Prayers of Joy :: Joy of Advent

*Advent is a wonderful time for new readers to join us. At this time of year, we are covering familiar biblical content and people are open to spiritual pursuits. Also at this time, people desperately need the balance of spiritual practice that The Park Forum provides. In this season, consider sharing our devotionals with others and inviting them to join our community. Share this post with others to help them subscribe.

Scripture Focus: Revelation 11.15
“The kingdom of the world has become
    the kingdom of our Lord and of his Messiah,
    and he will reign for ever and ever.”

Reflection: Prayers of Joy :: Joy of Advent
By John Tillman

As we conclude the third week of Advent and move to the fourth and final Sunday of this season of anticipation, we prepare our hearts with the joyful prayers of Revelation which follow the seventh trumpet. The joy we experience now through the Holy Spirit has its culmination here. The joy of Advent is true joy and has been held in hearts across the centuries.

Prayers of Joy
We thank you, Lord, for the true joy, ours in Advent.

Advent’s joy exists despite and within all circumstances. 
It is joy in plenty and pleasure, but also in pain and want. 

It is the joy of Zechariah and Elizabeth
 Who suffered years of hopelessness before a spark of joy came to them
It is the joy in Zechariah’s prophecy
 Seeing an end to earthly suffering
It is the joy Mary sang of
 The lowly lifted and the proud humiliated
It is the joy the shepherds could see
 A child born to Mary and to them and to us
 A child born to fulfill God’s promise to Eve.  

This is the great joy of the good news shepherds were sent to seek.
It is the joy John the Baptist knew
 His ministry faded and suffered, yet Christ’s grew
It is the joy of Jesus
 Healing and feeding masses who did not understand
 Masses who followed with wrong motives
It is the joy of Christ on the cross
 Despising the shame
 Eyes set on the joy before him.
It is the joy of the resurrection
 First witnessed by Mary Magdalene
 The first to tell the gospel to others

This joyful good news, this impossible gospel, passed on to us today is the only source of true and lasting joy that will last into eternity.

We join the prayer of heavenly elders, who fall in worship, saying:

“The kingdom of the world has become
    the kingdom of our Lord and of his Messiah,
    and he will reign for ever and ever.”

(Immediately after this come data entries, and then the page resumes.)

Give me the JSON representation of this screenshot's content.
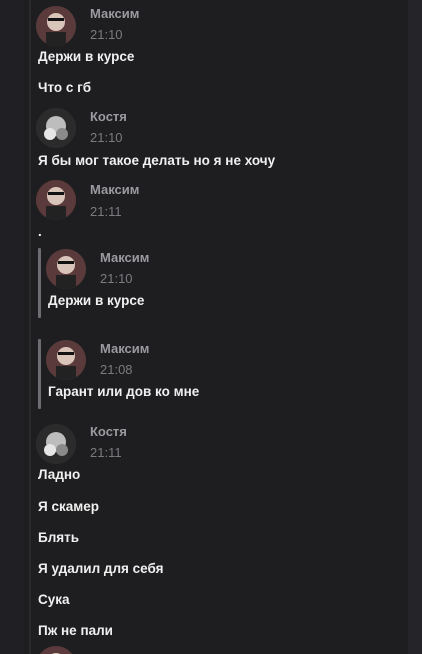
{
  "users": {
    "maxim": "Максим",
    "kostya": "Костя"
  },
  "messages": [
    {
      "name": "Максим",
      "time": "21:10",
      "lines": [
        "Держи в курсе",
        "Что с гб"
      ]
    },
    {
      "name": "Костя",
      "time": "21:10",
      "lines": [
        "Я бы мог такое делать но я не хочу"
      ]
    },
    {
      "name": "Максим",
      "time": "21:11",
      "lines": [
        "."
      ]
    },
    {
      "name": "Костя",
      "time": "21:11",
      "lines": [
        "Ладно",
        "Я скамер",
        "Блять",
        "Я удалил для себя",
        "Сука",
        "Пж не пали"
      ]
    }
  ],
  "quotes": [
    {
      "name": "Максим",
      "time": "21:10",
      "text": "Держи в курсе"
    },
    {
      "name": "Максим",
      "time": "21:08",
      "text": "Гарант или дов ко мне"
    }
  ],
  "icons": {
    "avatar_maxim": "avatar-maxim",
    "avatar_kostya": "avatar-kostya"
  }
}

Come, Lord Jesus! 
Enter our hearts now.
Enter our world through our hands and speech.
And finally, at the day of our Father’s choosing, enter our skies
And rest your feet on Earth, with your restoring justice.

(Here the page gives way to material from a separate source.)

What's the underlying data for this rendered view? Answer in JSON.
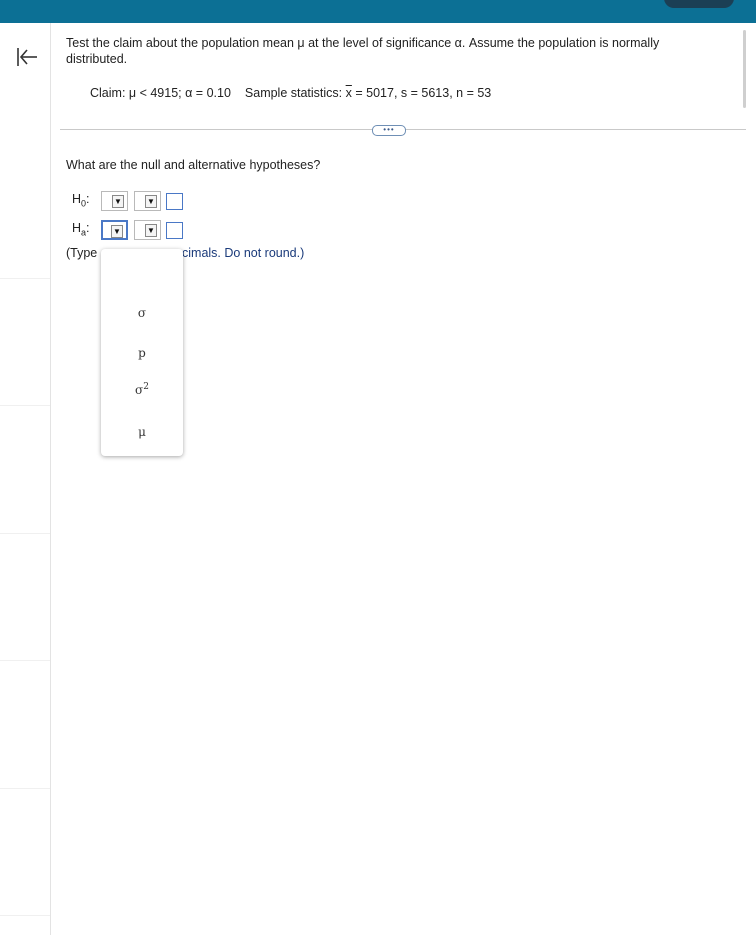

“We give thanks to you, Lord God Almighty,
    the One who is and who was,
because you have taken your great power
    and have begun to reign.”

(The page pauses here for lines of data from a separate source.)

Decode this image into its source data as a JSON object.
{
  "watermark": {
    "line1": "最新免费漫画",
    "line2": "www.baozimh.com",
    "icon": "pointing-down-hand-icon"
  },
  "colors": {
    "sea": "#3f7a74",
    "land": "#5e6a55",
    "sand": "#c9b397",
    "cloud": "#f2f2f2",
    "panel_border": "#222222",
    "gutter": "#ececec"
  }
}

Come reign in us, Lord, so that you can reign through us.


*Handel’s Messiah, Full Symphony Performance (Recording of Live Broadcast), (2:32) Sydney Philharmonic Symphony and Choirs

Divine Hours Prayer: A Reading
Now his mother and his brothers arrived, and standing outside, sent in a message asking for him. A crowd was sitting round him at the time the message was passed to him, “Look, your mother and brothers and sisters are outside asking for you.” He replied, “Who are my mother and my brothers? Anyone who does the will of God, that person is my brother and sister and mother.” — Mark 3.31-35

– From The Divine Hours: Prayers for Autumn and Wintertime by Phyllis Tickle.

Today’s Readings
2 Chronicles 24 (Listen -5:07)
Revelation 11 (Listen -3:24)

This Weekend’s Readings
2 Chronicles 25 (Listen -5:12) Revelation 12 (Listen -2:58)
2 Chronicles 26 (Listen -4:00) Revelation 13 (Listen -3:20)

Thank You, Donors!
Thanks to our donors, in 2019 we will publish approximately 100,000 words of free, and ad-free, devotional content. Without donor support, continuing this ministry would be impossible. As the end of the year approaches, consider whether the Holy Spirit might be prompting you to help support our 2020 content with an end-of-year gift or by becoming a monthly donor. Follow this link to our giving page.

Read more about Joy Despite Everything :: Joy of Advent
Martha shows us how to wait…when your faith is crushed into pieces, how to hold out your shattered faith to Jesus.

Read more about The Value of Words
The value of words for Christians is vastly different than others, for our Savior is known as The Word made flesh.